But it was not always that way…
Reinhardt was 16 when the First World War began. By 1916, he was fighting on the Eastern Front, and then in 1917 as a stormtrooper – one of the elite – in France. Awarded the Iron Cross, his war came to an end in the bottom of an English trench in September 1918 when he was wounded and almost lost his leg. After the war, when he had recuperated, he became a policeman, and eventually one of the top detectives in the Berlin police force.
He ran foul, though, of the rising power of the Nazis. Unwilling to join the Party, resisting transfer to the Gestapo, his career began to descend into drink and morbid introspection, and a succession of ever more meaningless and pointless duties until, at last, an offer comes to rejoin the Army, and he became an officer in the Abwehr – military intelligence. With the start of the Second World War, he was posted to Norway, then to France, to Yugoslavia, to North Africa, and back to Yugoslavia, which is where The Man From Berlin finds him.

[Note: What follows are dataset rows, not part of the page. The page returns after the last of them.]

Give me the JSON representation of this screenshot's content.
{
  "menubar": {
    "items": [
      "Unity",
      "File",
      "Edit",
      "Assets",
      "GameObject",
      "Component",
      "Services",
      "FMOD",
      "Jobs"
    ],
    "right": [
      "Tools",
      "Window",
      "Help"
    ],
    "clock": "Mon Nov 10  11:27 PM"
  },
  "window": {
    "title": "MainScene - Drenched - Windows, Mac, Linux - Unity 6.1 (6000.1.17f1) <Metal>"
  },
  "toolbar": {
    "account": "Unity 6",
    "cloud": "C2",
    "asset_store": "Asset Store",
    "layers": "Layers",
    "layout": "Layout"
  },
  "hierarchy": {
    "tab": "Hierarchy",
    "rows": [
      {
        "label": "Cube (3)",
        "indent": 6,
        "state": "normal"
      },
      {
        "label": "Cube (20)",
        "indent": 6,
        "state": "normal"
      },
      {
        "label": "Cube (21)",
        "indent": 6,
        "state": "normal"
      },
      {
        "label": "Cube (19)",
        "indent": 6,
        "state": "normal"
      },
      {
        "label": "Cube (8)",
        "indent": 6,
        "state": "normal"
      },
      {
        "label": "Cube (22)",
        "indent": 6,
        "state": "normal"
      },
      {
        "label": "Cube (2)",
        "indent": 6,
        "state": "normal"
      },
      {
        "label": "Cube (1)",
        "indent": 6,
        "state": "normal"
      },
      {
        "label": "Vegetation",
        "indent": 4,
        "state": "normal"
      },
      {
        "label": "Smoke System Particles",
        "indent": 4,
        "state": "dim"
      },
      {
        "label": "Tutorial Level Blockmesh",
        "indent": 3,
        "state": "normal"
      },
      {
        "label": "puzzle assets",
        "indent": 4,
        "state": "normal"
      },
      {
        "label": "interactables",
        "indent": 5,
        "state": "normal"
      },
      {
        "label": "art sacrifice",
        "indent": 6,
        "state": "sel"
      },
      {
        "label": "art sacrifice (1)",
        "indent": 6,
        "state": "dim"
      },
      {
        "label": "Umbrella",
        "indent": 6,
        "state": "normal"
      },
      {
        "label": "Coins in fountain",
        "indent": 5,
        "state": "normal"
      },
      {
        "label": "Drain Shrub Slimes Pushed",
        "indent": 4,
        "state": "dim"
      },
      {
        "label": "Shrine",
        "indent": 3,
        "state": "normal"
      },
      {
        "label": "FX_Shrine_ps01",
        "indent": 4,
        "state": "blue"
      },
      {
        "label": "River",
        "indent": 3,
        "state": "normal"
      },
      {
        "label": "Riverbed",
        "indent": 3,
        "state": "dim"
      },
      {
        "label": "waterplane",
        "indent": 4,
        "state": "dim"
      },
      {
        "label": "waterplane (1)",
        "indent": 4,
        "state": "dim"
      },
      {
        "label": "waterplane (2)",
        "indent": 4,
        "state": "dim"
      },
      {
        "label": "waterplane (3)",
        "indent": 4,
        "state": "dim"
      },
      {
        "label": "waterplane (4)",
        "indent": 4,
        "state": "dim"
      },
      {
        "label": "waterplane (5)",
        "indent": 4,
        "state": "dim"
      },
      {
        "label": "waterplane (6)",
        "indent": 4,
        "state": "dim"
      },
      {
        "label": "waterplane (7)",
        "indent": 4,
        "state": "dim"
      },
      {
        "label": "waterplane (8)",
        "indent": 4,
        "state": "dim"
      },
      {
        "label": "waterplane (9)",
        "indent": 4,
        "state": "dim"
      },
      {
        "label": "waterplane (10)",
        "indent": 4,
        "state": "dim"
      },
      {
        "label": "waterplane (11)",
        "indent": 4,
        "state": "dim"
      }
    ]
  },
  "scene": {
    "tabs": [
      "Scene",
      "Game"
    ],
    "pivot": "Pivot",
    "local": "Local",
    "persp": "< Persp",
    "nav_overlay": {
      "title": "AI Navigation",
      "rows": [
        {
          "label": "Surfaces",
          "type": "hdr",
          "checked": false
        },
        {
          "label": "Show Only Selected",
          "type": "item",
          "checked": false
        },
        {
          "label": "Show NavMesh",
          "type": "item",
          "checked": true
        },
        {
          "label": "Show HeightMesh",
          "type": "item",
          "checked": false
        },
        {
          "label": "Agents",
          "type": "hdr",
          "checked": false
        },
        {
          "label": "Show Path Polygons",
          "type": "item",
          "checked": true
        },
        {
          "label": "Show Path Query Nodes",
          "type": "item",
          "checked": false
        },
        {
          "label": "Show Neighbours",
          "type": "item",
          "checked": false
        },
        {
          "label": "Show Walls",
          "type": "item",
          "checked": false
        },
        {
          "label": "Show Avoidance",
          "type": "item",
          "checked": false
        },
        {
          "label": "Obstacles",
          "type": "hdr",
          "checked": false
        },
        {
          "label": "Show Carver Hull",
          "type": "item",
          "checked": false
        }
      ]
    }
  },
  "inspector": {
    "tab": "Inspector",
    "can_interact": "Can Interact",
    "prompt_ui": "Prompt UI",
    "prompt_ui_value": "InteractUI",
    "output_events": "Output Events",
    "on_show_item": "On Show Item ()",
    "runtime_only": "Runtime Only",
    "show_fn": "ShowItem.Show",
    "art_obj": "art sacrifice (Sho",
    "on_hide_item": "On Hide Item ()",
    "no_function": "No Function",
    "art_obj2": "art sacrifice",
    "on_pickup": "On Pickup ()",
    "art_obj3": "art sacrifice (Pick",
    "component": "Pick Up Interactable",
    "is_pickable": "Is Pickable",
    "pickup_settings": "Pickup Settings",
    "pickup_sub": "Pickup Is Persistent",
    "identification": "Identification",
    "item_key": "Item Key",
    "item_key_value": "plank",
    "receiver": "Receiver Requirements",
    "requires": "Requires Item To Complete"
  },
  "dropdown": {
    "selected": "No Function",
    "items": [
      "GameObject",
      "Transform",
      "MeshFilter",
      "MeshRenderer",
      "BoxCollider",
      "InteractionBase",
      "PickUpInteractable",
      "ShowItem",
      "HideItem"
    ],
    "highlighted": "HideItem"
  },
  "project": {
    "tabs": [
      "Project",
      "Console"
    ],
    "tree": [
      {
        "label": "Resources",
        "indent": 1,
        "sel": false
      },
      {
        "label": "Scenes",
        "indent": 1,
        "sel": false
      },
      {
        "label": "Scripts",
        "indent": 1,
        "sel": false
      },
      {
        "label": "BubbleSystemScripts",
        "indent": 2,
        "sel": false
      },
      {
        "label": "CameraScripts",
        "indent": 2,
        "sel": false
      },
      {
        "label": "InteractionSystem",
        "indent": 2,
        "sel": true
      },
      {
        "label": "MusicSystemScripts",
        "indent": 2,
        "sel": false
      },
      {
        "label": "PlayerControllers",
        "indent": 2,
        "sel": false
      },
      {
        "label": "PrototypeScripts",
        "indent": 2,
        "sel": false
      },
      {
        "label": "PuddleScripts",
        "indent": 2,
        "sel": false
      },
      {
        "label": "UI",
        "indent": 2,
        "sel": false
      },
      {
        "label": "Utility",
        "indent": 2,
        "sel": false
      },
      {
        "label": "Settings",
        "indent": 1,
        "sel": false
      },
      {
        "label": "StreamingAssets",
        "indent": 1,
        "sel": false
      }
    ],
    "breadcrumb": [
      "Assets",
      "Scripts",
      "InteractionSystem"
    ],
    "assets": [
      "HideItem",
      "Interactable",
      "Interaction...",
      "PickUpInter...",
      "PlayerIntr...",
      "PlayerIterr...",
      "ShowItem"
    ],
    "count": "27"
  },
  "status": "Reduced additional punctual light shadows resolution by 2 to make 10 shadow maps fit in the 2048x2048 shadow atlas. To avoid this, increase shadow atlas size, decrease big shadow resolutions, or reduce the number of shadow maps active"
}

So who is he…?
Son, soldier, husband, father, friend, policeman, patriot… He is a man formed by his times. He is a man much like any other. Sometimes strong, sometimes weak. Sometimes able to do the right thing, and sometimes too scared to. Sometimes shaped by events, sometimes able to shape them to him. Sometimes introspective to the point of paralysis, but with the sense to see past the veil of illusion and propaganda that has been pulled across his time, and thus perfectly aware how his inactivity and fear make him complicit in the spiral of chaos around him.
Where his character came from…? Now, that’s another story. I hope to use this page to explore some of the themes of the books and tease out what each of them means to Reinhardt in particular, and his times more generally. Reinhardt’s story is a trilogy, set during and just after the war, with each novel revolving around, or based upon, a theme–redemption, in The Man From Berlin, resistance in The Pale House, and reconciliation in the third novel.
A man of his times…?
War-time is a time that brings out extremes. Reinhardt’s story is a thread woven into a tapestry of a continent in upheaval. He goes through those times initially just trying to keep his head above water and survive, but he changes. It’s impossible not to. In writing Reinhardt and his times, I wanted to make people interested in those changes, interested in the consequences of those changes, and to make people believe Reinhardt has something to bring to the table, so to say. In short, I needed to make Reinhardt somebody people could care about, and having him simply survive is not enough.
Above all, what I wanted to do in creating and writing Reinhardt was to make people think that he could be you. An ordinary man in extraordinary times, still trying to behave and believe in what makes sense, but so painfully aware of his own fears and limitations, and still knowing what is right and what is wrong. If you give someone like that an opportunity to do something, be someone, what would he do?
What would you do…?